Of course, during the conference call the Partnership's CEO did mention that the company is always on the lookout for potential acquisitions, and is examining several candidates, but this should not be of a concern for long-term unit holders. The reason is that management only makes acquisitions that are immediately accretive to Adjusted EBITDA, DCF and thus automatically improve the distribution coverage ratio. Therefore, should management make a large acquisition in 2014 and require a secondary offering to do so, the coverage ratio would not suffer, and the risks to the distribution would only decrease further. The unit price would surely decline in the event of a secondary offering, but that would only give long-term unit holders a chance to buy an excellently managed MLP for an even higher yield.
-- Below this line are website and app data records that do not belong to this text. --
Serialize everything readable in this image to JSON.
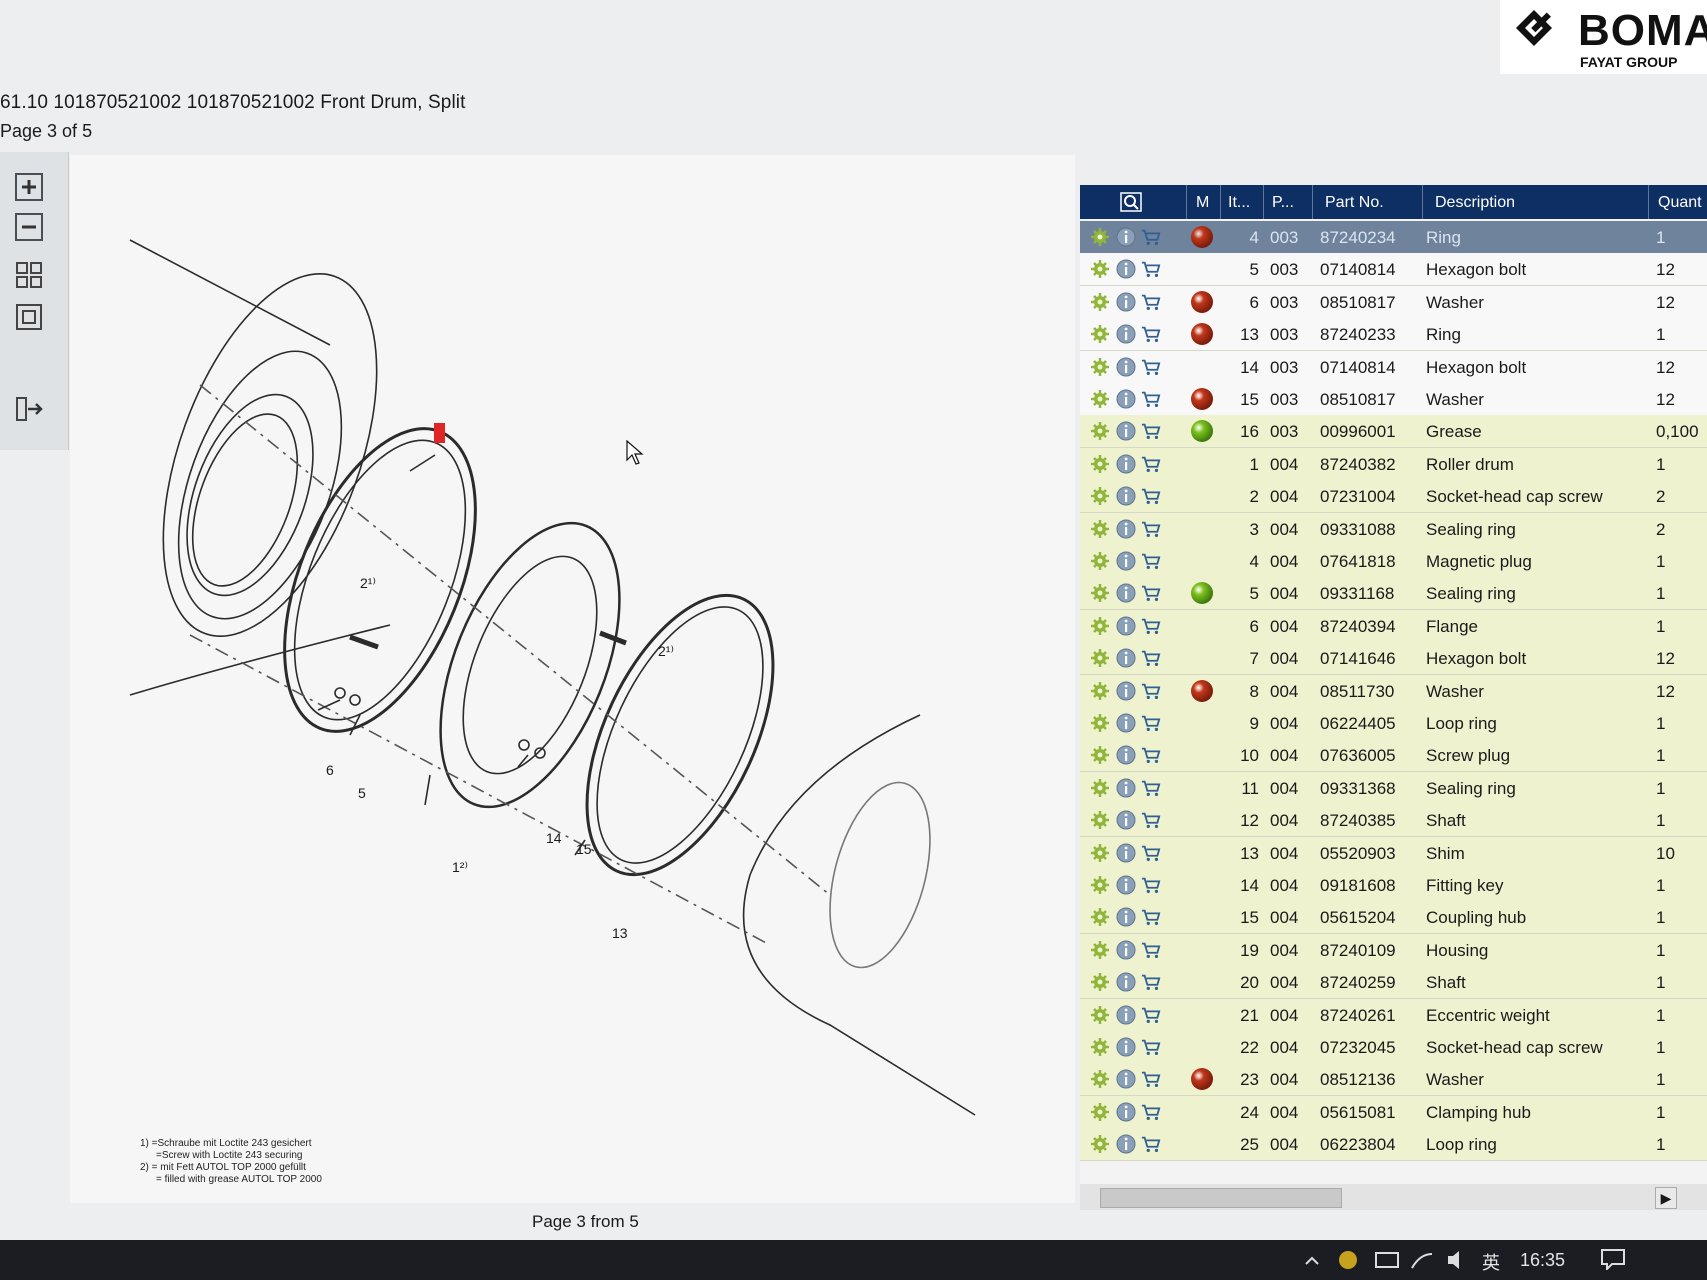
{
  "header": {
    "title": "61.10 101870521002 101870521002 Front Drum, Split",
    "page_label": "Page 3 of 5"
  },
  "logo": {
    "name": "BOMA",
    "group": "FAYAT GROUP"
  },
  "toolbar": {
    "items": [
      "zoom-in-icon",
      "zoom-out-icon",
      "fit-page-icon",
      "fit-width-icon",
      "toggle-panel-icon"
    ]
  },
  "drawing": {
    "callouts": [
      "2¹⁾",
      "2¹⁾",
      "6",
      "5",
      "1²⁾",
      "14",
      "15",
      "13"
    ],
    "footnotes": [
      "1) =Schraube mit Loctite 243 gesichert",
      "=Screw with Loctite 243 securing",
      "2) = mit Fett AUTOL TOP 2000 gefüllt",
      "= filled with grease AUTOL TOP 2000"
    ],
    "page_footer": "Page 3 from 5"
  },
  "parts_table": {
    "headers": {
      "m": "M",
      "item": "It...",
      "page": "P...",
      "part_no": "Part No.",
      "description": "Description",
      "quantity": "Quant"
    },
    "colors": {
      "header": "#0d2f63",
      "selected": "#6f839c",
      "green_row": "#eef2cf",
      "dot_red": "#c2371b",
      "dot_green": "#7ec21f"
    },
    "rows": [
      {
        "item": "4",
        "page": "003",
        "part_no": "87240234",
        "description": "Ring",
        "qty": "1",
        "dot": "red",
        "style": "sel"
      },
      {
        "item": "5",
        "page": "003",
        "part_no": "07140814",
        "description": "Hexagon bolt",
        "qty": "12",
        "dot": "",
        "style": "white"
      },
      {
        "item": "6",
        "page": "003",
        "part_no": "08510817",
        "description": "Washer",
        "qty": "12",
        "dot": "red",
        "style": "white"
      },
      {
        "item": "13",
        "page": "003",
        "part_no": "87240233",
        "description": "Ring",
        "qty": "1",
        "dot": "red",
        "style": "white"
      },
      {
        "item": "14",
        "page": "003",
        "part_no": "07140814",
        "description": "Hexagon bolt",
        "qty": "12",
        "dot": "",
        "style": "white"
      },
      {
        "item": "15",
        "page": "003",
        "part_no": "08510817",
        "description": "Washer",
        "qty": "12",
        "dot": "red",
        "style": "white"
      },
      {
        "item": "16",
        "page": "003",
        "part_no": "00996001",
        "description": "Grease",
        "qty": "0,100",
        "dot": "green",
        "style": "green"
      },
      {
        "item": "1",
        "page": "004",
        "part_no": "87240382",
        "description": "Roller drum",
        "qty": "1",
        "dot": "",
        "style": "green"
      },
      {
        "item": "2",
        "page": "004",
        "part_no": "07231004",
        "description": "Socket-head cap screw",
        "qty": "2",
        "dot": "",
        "style": "green"
      },
      {
        "item": "3",
        "page": "004",
        "part_no": "09331088",
        "description": "Sealing ring",
        "qty": "2",
        "dot": "",
        "style": "green"
      },
      {
        "item": "4",
        "page": "004",
        "part_no": "07641818",
        "description": "Magnetic plug",
        "qty": "1",
        "dot": "",
        "style": "green"
      },
      {
        "item": "5",
        "page": "004",
        "part_no": "09331168",
        "description": "Sealing ring",
        "qty": "1",
        "dot": "green",
        "style": "green"
      },
      {
        "item": "6",
        "page": "004",
        "part_no": "87240394",
        "description": "Flange",
        "qty": "1",
        "dot": "",
        "style": "green"
      },
      {
        "item": "7",
        "page": "004",
        "part_no": "07141646",
        "description": "Hexagon bolt",
        "qty": "12",
        "dot": "",
        "style": "green"
      },
      {
        "item": "8",
        "page": "004",
        "part_no": "08511730",
        "description": "Washer",
        "qty": "12",
        "dot": "red",
        "style": "green"
      },
      {
        "item": "9",
        "page": "004",
        "part_no": "06224405",
        "description": "Loop ring",
        "qty": "1",
        "dot": "",
        "style": "green"
      },
      {
        "item": "10",
        "page": "004",
        "part_no": "07636005",
        "description": "Screw plug",
        "qty": "1",
        "dot": "",
        "style": "green"
      },
      {
        "item": "11",
        "page": "004",
        "part_no": "09331368",
        "description": "Sealing ring",
        "qty": "1",
        "dot": "",
        "style": "green"
      },
      {
        "item": "12",
        "page": "004",
        "part_no": "87240385",
        "description": "Shaft",
        "qty": "1",
        "dot": "",
        "style": "green"
      },
      {
        "item": "13",
        "page": "004",
        "part_no": "05520903",
        "description": "Shim",
        "qty": "10",
        "dot": "",
        "style": "green"
      },
      {
        "item": "14",
        "page": "004",
        "part_no": "09181608",
        "description": "Fitting key",
        "qty": "1",
        "dot": "",
        "style": "green"
      },
      {
        "item": "15",
        "page": "004",
        "part_no": "05615204",
        "description": "Coupling hub",
        "qty": "1",
        "dot": "",
        "style": "green"
      },
      {
        "item": "19",
        "page": "004",
        "part_no": "87240109",
        "description": "Housing",
        "qty": "1",
        "dot": "",
        "style": "green"
      },
      {
        "item": "20",
        "page": "004",
        "part_no": "87240259",
        "description": "Shaft",
        "qty": "1",
        "dot": "",
        "style": "green"
      },
      {
        "item": "21",
        "page": "004",
        "part_no": "87240261",
        "description": "Eccentric weight",
        "qty": "1",
        "dot": "",
        "style": "green"
      },
      {
        "item": "22",
        "page": "004",
        "part_no": "07232045",
        "description": "Socket-head cap screw",
        "qty": "1",
        "dot": "",
        "style": "green"
      },
      {
        "item": "23",
        "page": "004",
        "part_no": "08512136",
        "description": "Washer",
        "qty": "1",
        "dot": "red",
        "style": "green"
      },
      {
        "item": "24",
        "page": "004",
        "part_no": "05615081",
        "description": "Clamping hub",
        "qty": "1",
        "dot": "",
        "style": "green"
      },
      {
        "item": "25",
        "page": "004",
        "part_no": "06223804",
        "description": "Loop ring",
        "qty": "1",
        "dot": "",
        "style": "green"
      }
    ]
  },
  "taskbar": {
    "ime": "英",
    "time": "16:35"
  }
}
In summary, 2013 marked a very challenging year for Calumet Specialty Partners. Soaring Renewable Energy credit expenses, collapsing margins and quadrennial turnarounds at 3 of its refineries, created a perfect storm of collapsing DCF and a plunging distribution coverage ratio. This called into question the safety of the distribution and perhaps the need for further secondary offerings, both of which would produce short term price drops. The combined threat of these negatives caused the unit price to drop to today's massively undervalued levels. In my opinion, for the reasons given above, 2014 will prove to be a wonderful year for Calumet, and an even better year for investors who have the courage to wait out the current rough patch.

Disclosure: I have no positions in any stocks mentioned, and no plans to initiate any positions within the next 72 hours. I wrote this article myself, and it expresses my own opinions. I am not receiving compensation for it (other than from Seeking Alpha). I have no business relationship with any company whose stock is mentioned in this article.